I had answered this question from stackoverlow and the code below is code that I wrote to explain to the OP a possible way to achieve what I believe they were looking for.

The general idea that I got from them was that they were trying to open a file with a specified file name and if that file does exist that they in turn wanted to create a new file with the same filename but with extra characters appended to the filename.

This is the small program that I wrote to mimic that behavior.

#include <string>
#include <fstream>
#include <iostream>

int main() {
    std::string originalFilename("out.txt");
    std::string extension(".txt");                  
    std::string nextFilename;
    bool originalFileFound = false;

    // First test to see if original file exist by opening 
    // if so then generate the next usable name
    std::fstream fileIn( originalFilename, std::ios::in );
    unsigned int counter = 0;

    if (fileIn.is_open()) {
        nextFilename = originalFilename.substr( 0, originalFilename.size() - extension.size() ) 
                       + "_" + std::to_string(counter) + extension;
        originalFileFound = true;

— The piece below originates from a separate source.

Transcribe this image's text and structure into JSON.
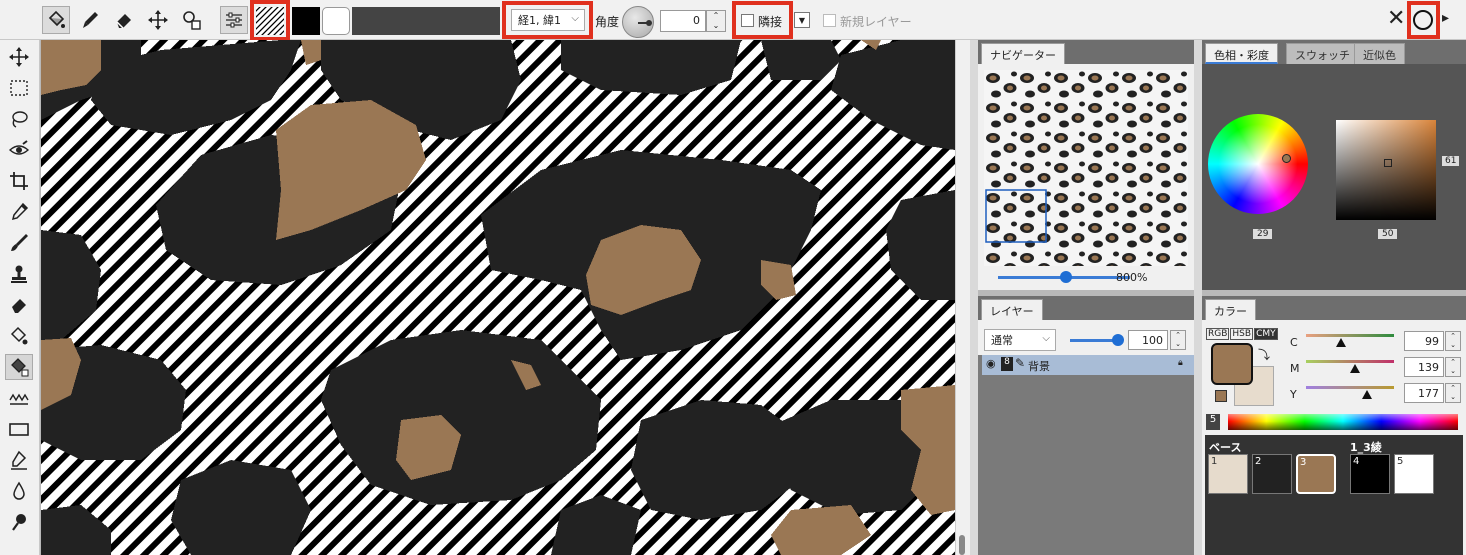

    // Generate a few files with the appended number system to 
    // the end of the original filename if the original file was found.
    if ( originalFileFound ) {
        for ( int i = 1; i < 6; i++ ) {
            std::fstream nextFile;
            nextFile.open( nextFilename, std::ios::out );
            if (nextFile.is_open()) {
                nextFile << nextFilename; // Write this before updating...
                nextFilename = nextFilename.substr(0, nextFilename.find_first_of('_') + 1) 
                               + std::to_string(counter) + extension;
    return 0;

I would like to know if there is a more elegant, more efficient and cleaner way to achieve this using modern C++. Writing this simple program in essence was basically self practice to improve my skills with string manipulation and the string's set of library functions and algorithms.

  • Prefer RAII-style opening the file in the constructor. You already done that with

        std::fstream fileIn( originalFilename, std::ios::in );

    so why not follow the suit with

        std::fstream nextFile(nextFilename, std::ios::out);
  • There is no need to explicitly nextFile.close();. The destructor will take care of it at the end of each iteration.

  • There is nothing wrong with the early return. Instead of setting originalFileFound = true;, and testing it later on, quit immediately if opening fails. That would spare a boolean flag and a level of indentation.

  • Consolidate handling of nextFilename in one place. Consider

        if (!fileIn.is_open()) {
            return 1;
        std::string prefix = originalFilename.substr(0, originalFilename.size() - extension.size());
        for (int i = 0, counter = 0; counter < 5; i++) {
            nextFilename = prefix + "_" + std::to_string(i) + extension;
  • I would be very cautious to use this program, because it may overwrite existing files.

  • \$\begingroup\$ I truly appreciate the feed back. Using a temp string for prefix does make the code look a little more cleaner and concise. And yes I know that this could potentially overwrite existing files, but as I stated it was just a demonstration program to an already existing question over at stackoverflow. I could turn this into a function that would take file manipulation flags as arguments, such as appending, overwriting etc. \$\endgroup\$ Feb 18 '19 at 20:42

Your Answer

By clicking “Post Your Answer”, you agree to our terms of service, privacy policy and cookie policy

Not the answer you're looking for? Browse other questions tagged or ask your own question.